• EXERCISE BRIEF: Every entry must be output exactly as it is written.

--- START ---

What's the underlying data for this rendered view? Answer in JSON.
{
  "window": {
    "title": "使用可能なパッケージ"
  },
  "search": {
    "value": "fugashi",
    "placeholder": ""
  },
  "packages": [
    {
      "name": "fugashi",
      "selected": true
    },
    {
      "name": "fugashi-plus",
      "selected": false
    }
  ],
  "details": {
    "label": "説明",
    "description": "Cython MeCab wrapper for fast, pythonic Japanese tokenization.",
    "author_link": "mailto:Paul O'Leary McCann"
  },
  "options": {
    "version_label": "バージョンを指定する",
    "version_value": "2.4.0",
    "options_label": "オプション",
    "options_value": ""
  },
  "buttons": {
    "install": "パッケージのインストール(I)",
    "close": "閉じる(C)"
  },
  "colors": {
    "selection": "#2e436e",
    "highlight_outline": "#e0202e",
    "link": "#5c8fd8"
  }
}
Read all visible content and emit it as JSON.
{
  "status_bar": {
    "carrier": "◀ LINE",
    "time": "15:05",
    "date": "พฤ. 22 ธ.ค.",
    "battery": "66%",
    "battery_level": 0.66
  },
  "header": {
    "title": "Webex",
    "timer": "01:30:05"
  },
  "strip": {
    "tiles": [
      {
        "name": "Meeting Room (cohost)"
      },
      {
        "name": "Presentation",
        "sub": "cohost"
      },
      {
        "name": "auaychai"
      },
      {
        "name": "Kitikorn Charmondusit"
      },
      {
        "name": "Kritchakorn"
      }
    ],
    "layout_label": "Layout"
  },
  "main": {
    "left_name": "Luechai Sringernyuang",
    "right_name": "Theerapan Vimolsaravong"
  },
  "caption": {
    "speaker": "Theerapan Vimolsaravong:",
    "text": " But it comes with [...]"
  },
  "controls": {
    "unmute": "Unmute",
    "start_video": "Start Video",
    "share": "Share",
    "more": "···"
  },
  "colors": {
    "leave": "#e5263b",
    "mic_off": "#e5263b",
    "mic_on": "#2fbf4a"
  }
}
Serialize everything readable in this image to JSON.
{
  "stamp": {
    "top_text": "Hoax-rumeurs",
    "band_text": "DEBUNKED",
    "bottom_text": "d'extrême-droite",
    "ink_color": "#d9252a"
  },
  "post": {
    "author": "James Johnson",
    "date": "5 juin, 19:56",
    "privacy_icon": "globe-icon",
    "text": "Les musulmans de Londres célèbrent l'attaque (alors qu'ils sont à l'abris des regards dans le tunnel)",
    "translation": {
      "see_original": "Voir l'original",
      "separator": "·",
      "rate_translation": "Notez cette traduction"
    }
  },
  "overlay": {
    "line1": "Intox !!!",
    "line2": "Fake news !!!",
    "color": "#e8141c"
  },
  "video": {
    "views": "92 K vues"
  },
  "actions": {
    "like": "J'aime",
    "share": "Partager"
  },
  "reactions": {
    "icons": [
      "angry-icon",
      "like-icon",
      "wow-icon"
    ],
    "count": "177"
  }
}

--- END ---

• WRITTEN ANSWER:
What's the underlying data for this rendered view? Answer in JSON.
{
  "window": {
    "title": "使用可能なパッケージ"
  },
  "search": {
    "value": "fugashi",
    "placeholder": ""
  },
  "packages": [
    {
      "name": "fugashi",
      "selected": true
    },
    {
      "name": "fugashi-plus",
      "selected": false
    }
  ],
  "details": {
    "label": "説明",
    "description": "Cython MeCab wrapper for fast, pythonic Japanese tokenization.",
    "author_link": "mailto:Paul O'Leary McCann"
  },
  "options": {
    "version_label": "バージョンを指定する",
    "version_value": "2.4.0",
    "options_label": "オプション",
    "options_value": ""
  },
  "buttons": {
    "install": "パッケージのインストール(I)",
    "close": "閉じる(C)"
  },
  "colors": {
    "selection": "#2e436e",
    "highlight_outline": "#e0202e",
    "link": "#5c8fd8"
  }
}
Read all visible content and emit it as JSON.
{
  "status_bar": {
    "carrier": "◀ LINE",
    "time": "15:05",
    "date": "พฤ. 22 ธ.ค.",
    "battery": "66%",
    "battery_level": 0.66
  },
  "header": {
    "title": "Webex",
    "timer": "01:30:05"
  },
  "strip": {
    "tiles": [
      {
        "name": "Meeting Room (cohost)"
      },
      {
        "name": "Presentation",
        "sub": "cohost"
      },
      {
        "name": "auaychai"
      },
      {
        "name": "Kitikorn Charmondusit"
      },
      {
        "name": "Kritchakorn"
      }
    ],
    "layout_label": "Layout"
  },
  "main": {
    "left_name": "Luechai Sringernyuang",
    "right_name": "Theerapan Vimolsaravong"
  },
  "caption": {
    "speaker": "Theerapan Vimolsaravong:",
    "text": " But it comes with [...]"
  },
  "controls": {
    "unmute": "Unmute",
    "start_video": "Start Video",
    "share": "Share",
    "more": "···"
  },
  "colors": {
    "leave": "#e5263b",
    "mic_off": "#e5263b",
    "mic_on": "#2fbf4a"
  }
}
Serialize everything readable in this image to JSON.
{
  "stamp": {
    "top_text": "Hoax-rumeurs",
    "band_text": "DEBUNKED",
    "bottom_text": "d'extrême-droite",
    "ink_color": "#d9252a"
  },
  "post": {
    "author": "James Johnson",
    "date": "5 juin, 19:56",
    "privacy_icon": "globe-icon",
    "text": "Les musulmans de Londres célèbrent l'attaque (alors qu'ils sont à l'abris des regards dans le tunnel)",
    "translation": {
      "see_original": "Voir l'original",
      "separator": "·",
      "rate_translation": "Notez cette traduction"
    }
  },
  "overlay": {
    "line1": "Intox !!!",
    "line2": "Fake news !!!",
    "color": "#e8141c"
  },
  "video": {
    "views": "92 K vues"
  },
  "actions": {
    "like": "J'aime",
    "share": "Partager"
  },
  "reactions": {
    "icons": [
      "angry-icon",
      "like-icon",
      "wow-icon"
    ],
    "count": "177"
  }
}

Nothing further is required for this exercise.